posted October 11, 2010

Lecture to Consider Nationwide Loss of Science Teachers

The nationwide loss of science teachers will be the focus of the annual Gentile Lectureship presented in conjunction with Homecoming Weekend at Hope College.

Author and educational consultant Sheila Tobias of Tucson, Ariz., will present "Teachers' Authority vs. Teacher Accountability:  Must We Choose?" on Friday, Oct. 22, at 3:30 p.m. in the Maas Center auditorium.

The public is invited.  Admission is free.

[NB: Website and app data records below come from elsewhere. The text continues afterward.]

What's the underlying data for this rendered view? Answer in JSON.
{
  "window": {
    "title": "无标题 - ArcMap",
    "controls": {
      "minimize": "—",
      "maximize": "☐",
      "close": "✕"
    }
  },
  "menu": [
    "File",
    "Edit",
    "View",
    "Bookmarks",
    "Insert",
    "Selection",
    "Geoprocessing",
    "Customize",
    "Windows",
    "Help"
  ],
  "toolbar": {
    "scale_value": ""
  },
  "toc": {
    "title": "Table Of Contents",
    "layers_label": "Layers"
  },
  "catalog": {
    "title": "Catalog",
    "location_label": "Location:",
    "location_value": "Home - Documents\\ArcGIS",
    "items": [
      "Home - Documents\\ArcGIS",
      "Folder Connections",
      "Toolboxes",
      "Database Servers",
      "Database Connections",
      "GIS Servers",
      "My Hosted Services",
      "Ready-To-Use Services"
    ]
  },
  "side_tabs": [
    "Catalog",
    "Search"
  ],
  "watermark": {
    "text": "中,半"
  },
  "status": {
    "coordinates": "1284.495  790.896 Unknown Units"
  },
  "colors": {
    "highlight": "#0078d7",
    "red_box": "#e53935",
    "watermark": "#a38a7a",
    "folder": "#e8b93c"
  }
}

Tobias is co-author, with Anne Baffert, of the book "Science Teaching as a Profession:  Why It Isn't.  How It Could Be," published earlier this year by the National Science Teachers Association.  The book considers the exodus by science teachers from the profession, and how the loss negatively affects science education in the U.S.  Using research from interviews with science teachers throughout the U.S., the authors cite poor working conditions, low pay, and loss of autonomy and control - with federal laws stressing test results over quality of knowledge -- as reasons for diminished teacher satisfaction.

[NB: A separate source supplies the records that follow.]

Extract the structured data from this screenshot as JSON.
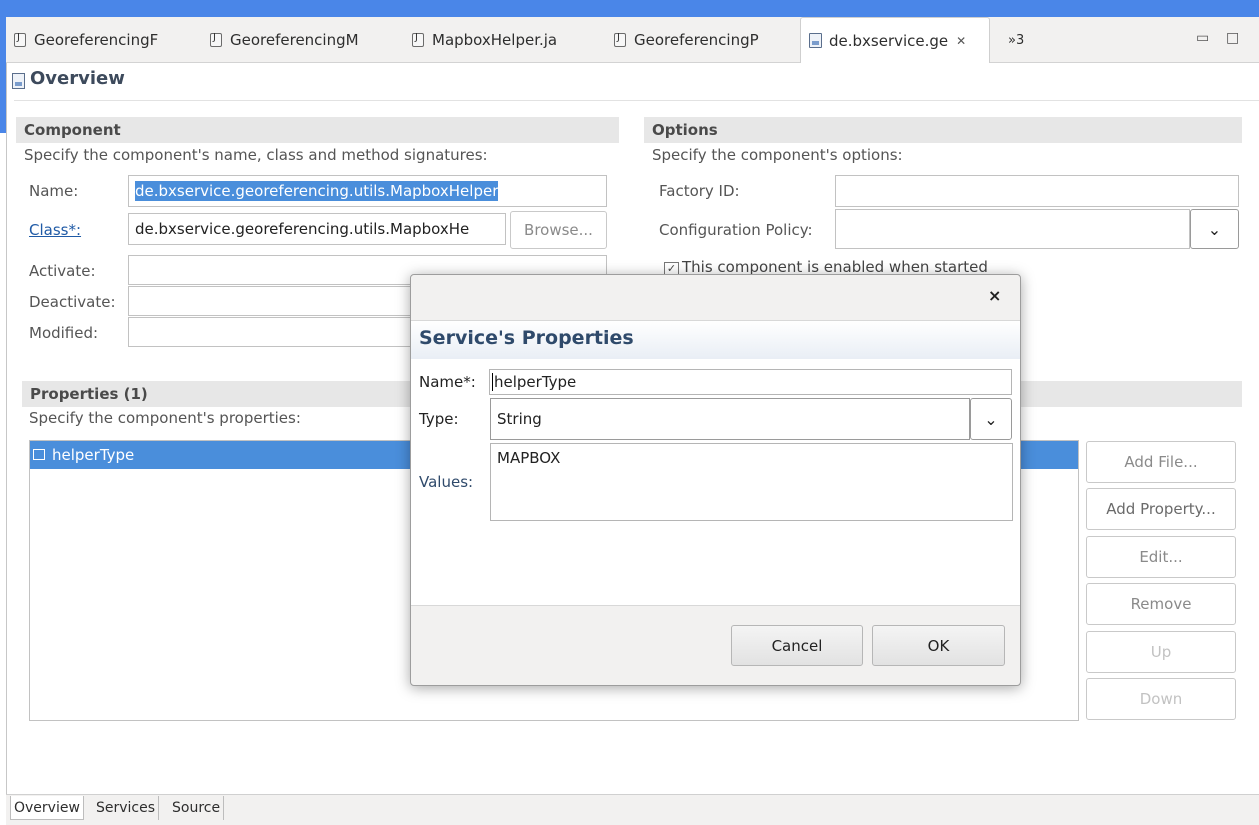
{
  "tabs": [
    {
      "label": "GeoreferencingF"
    },
    {
      "label": "GeoreferencingM"
    },
    {
      "label": "MapboxHelper.ja"
    },
    {
      "label": "GeoreferencingP"
    },
    {
      "label": "de.bxservice.ge"
    }
  ],
  "tab_overflow": "»3",
  "page_title": "Overview",
  "component": {
    "title": "Component",
    "description": "Specify the component's name, class and method signatures:",
    "name_label": "Name:",
    "name_value": "de.bxservice.georeferencing.utils.MapboxHelper",
    "class_label": "Class*:",
    "class_value": "de.bxservice.georeferencing.utils.MapboxHe",
    "browse_label": "Browse...",
    "activate_label": "Activate:",
    "deactivate_label": "Deactivate:",
    "modified_label": "Modified:"
  },
  "options": {
    "title": "Options",
    "description": "Specify the component's options:",
    "factory_label": "Factory ID:",
    "config_label": "Configuration Policy:",
    "enabled_label": "This component is enabled when started"
  },
  "properties": {
    "title": "Properties (1)",
    "description": "Specify the component's properties:",
    "items": [
      {
        "label": "helperType"
      }
    ],
    "buttons": {
      "add_file": "Add File...",
      "add_property": "Add Property...",
      "edit": "Edit...",
      "remove": "Remove",
      "up": "Up",
      "down": "Down"
    }
  },
  "bottom_tabs": [
    "Overview",
    "Services",
    "Source"
  ],
  "dialog": {
    "close_glyph": "×",
    "heading": "Service's Properties",
    "name_label": "Name*:",
    "name_value": "helperType",
    "type_label": "Type:",
    "type_value": "String",
    "values_label": "Values:",
    "values_value": "MAPBOX",
    "cancel_label": "Cancel",
    "ok_label": "OK"
  }
}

Tobias is the author or co-author of a dozen books, on topics including not only science education, but math anxiety; women, militarism and war; and the women's movement.  She has received external support for her work from agencies including the Ford Foundation, Rockefeller Foundation, Research Corporation and the Alfred P. Sloan Foundation.

Educated in history and literature at Harvard/Radcliffe, Tobias earned a master's in history and an M.Phil at Columbia University.  She holds eight honorary doctorates, the most recent from Michigan State University and Worcester Polytechnic Institute.

The Gentile Interdisciplinary Lectureship at Hope was established in 2005 by faculty colleagues, former students and friends of Dr. James Gentile. Gentile joined the Hope faculty in 1976 and served as dean for the natural sciences from 1988 to 2005, when he became president of Research Corporation, a private foundation in Tucson, Ariz., that supports basic research in the physical sciences.

The Maas Center is located at 264 Columbia Ave., on Columbia Avenue at Street.